TASK GOAL :: Starting with the line that contains "Serialize everything readable", set down each line through the end of the entries below, exactly and with nothing added.

(DATA FOR ANALYSIS)

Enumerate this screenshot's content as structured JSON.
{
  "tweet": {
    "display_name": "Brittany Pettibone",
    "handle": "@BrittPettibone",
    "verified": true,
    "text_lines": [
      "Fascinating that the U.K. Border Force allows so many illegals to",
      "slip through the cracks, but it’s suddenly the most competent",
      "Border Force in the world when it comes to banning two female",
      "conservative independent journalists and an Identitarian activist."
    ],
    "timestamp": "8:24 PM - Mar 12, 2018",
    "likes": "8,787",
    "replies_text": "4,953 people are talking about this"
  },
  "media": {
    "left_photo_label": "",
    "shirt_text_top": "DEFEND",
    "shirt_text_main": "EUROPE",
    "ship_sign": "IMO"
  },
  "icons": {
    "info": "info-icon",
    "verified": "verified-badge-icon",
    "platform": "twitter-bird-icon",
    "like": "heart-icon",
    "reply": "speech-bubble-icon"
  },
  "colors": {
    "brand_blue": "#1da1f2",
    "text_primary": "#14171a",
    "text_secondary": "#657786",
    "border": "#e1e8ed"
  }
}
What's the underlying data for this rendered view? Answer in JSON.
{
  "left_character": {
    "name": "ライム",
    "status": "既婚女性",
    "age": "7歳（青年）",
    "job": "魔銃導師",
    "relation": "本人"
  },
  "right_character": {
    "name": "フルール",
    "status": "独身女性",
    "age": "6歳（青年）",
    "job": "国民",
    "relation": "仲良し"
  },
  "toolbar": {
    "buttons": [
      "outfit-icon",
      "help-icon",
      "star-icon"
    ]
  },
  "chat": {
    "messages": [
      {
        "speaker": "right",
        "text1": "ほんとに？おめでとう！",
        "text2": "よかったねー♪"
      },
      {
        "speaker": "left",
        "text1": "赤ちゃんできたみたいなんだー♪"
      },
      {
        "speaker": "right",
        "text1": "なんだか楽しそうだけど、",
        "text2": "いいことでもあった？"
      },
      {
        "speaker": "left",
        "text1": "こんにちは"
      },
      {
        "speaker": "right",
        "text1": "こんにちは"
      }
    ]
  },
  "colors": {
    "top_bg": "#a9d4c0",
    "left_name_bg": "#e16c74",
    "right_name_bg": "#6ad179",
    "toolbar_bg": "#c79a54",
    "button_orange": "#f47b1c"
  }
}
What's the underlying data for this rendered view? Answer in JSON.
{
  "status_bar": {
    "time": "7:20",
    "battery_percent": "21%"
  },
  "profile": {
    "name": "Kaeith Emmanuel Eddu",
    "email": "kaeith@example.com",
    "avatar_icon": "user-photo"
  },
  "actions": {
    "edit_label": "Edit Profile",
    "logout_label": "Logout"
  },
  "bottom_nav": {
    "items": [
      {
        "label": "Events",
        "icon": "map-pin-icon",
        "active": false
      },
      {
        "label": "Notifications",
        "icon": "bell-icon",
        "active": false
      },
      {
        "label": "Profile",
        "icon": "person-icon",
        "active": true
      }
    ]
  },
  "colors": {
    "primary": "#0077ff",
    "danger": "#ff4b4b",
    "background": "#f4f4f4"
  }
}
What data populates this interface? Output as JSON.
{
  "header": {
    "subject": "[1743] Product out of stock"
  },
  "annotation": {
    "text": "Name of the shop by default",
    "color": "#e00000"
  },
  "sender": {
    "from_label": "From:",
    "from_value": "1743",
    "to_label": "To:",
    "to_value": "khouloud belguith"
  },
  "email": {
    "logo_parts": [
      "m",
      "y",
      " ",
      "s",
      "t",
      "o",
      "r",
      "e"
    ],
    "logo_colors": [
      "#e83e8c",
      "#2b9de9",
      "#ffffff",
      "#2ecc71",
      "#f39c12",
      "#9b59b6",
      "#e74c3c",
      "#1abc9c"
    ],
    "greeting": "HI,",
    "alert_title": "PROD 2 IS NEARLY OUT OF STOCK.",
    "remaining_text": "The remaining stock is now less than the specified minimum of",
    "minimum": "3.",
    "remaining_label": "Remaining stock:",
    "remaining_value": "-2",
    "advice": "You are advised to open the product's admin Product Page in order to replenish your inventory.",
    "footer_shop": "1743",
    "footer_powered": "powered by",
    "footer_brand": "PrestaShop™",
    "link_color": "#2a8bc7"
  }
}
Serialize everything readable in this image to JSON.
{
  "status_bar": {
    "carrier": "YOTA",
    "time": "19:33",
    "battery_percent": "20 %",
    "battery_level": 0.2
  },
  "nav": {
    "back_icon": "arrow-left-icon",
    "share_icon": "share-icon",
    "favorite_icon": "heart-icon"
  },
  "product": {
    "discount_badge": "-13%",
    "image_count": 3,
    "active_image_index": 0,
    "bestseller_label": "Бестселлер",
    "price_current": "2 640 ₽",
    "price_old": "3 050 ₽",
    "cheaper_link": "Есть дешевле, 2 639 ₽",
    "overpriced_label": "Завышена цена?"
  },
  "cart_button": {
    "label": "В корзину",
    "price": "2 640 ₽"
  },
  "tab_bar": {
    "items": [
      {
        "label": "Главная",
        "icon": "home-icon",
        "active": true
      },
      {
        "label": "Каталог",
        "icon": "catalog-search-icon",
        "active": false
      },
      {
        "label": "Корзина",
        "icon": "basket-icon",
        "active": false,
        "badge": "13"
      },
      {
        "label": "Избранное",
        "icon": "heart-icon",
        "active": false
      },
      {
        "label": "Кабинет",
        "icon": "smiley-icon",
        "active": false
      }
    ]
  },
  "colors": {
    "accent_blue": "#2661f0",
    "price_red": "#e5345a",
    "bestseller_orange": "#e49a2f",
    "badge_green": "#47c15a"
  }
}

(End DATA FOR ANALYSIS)

FINAL ANSWER ::
Serialize everything readable in this image to JSON.
{
  "status_bar": {
    "carrier": "YOTA",
    "time": "19:33",
    "battery_percent": "20 %",
    "battery_level": 0.2
  },
  "nav": {
    "back_icon": "arrow-left-icon",
    "share_icon": "share-icon",
    "favorite_icon": "heart-icon"
  },
  "product": {
    "discount_badge": "-13%",
    "image_count": 3,
    "active_image_index": 0,
    "bestseller_label": "Бестселлер",
    "price_current": "2 640 ₽",
    "price_old": "3 050 ₽",
    "cheaper_link": "Есть дешевле, 2 639 ₽",
    "overpriced_label": "Завышена цена?"
  },
  "cart_button": {
    "label": "В корзину",
    "price": "2 640 ₽"
  },
  "tab_bar": {
    "items": [
      {
        "label": "Главная",
        "icon": "home-icon",
        "active": true
      },
      {
        "label": "Каталог",
        "icon": "catalog-search-icon",
        "active": false
      },
      {
        "label": "Корзина",
        "icon": "basket-icon",
        "active": false,
        "badge": "13"
      },
      {
        "label": "Избранное",
        "icon": "heart-icon",
        "active": false
      },
      {
        "label": "Кабинет",
        "icon": "smiley-icon",
        "active": false
      }
    ]
  },
  "colors": {
    "accent_blue": "#2661f0",
    "price_red": "#e5345a",
    "bestseller_orange": "#e49a2f",
    "badge_green": "#47c15a"
  }
}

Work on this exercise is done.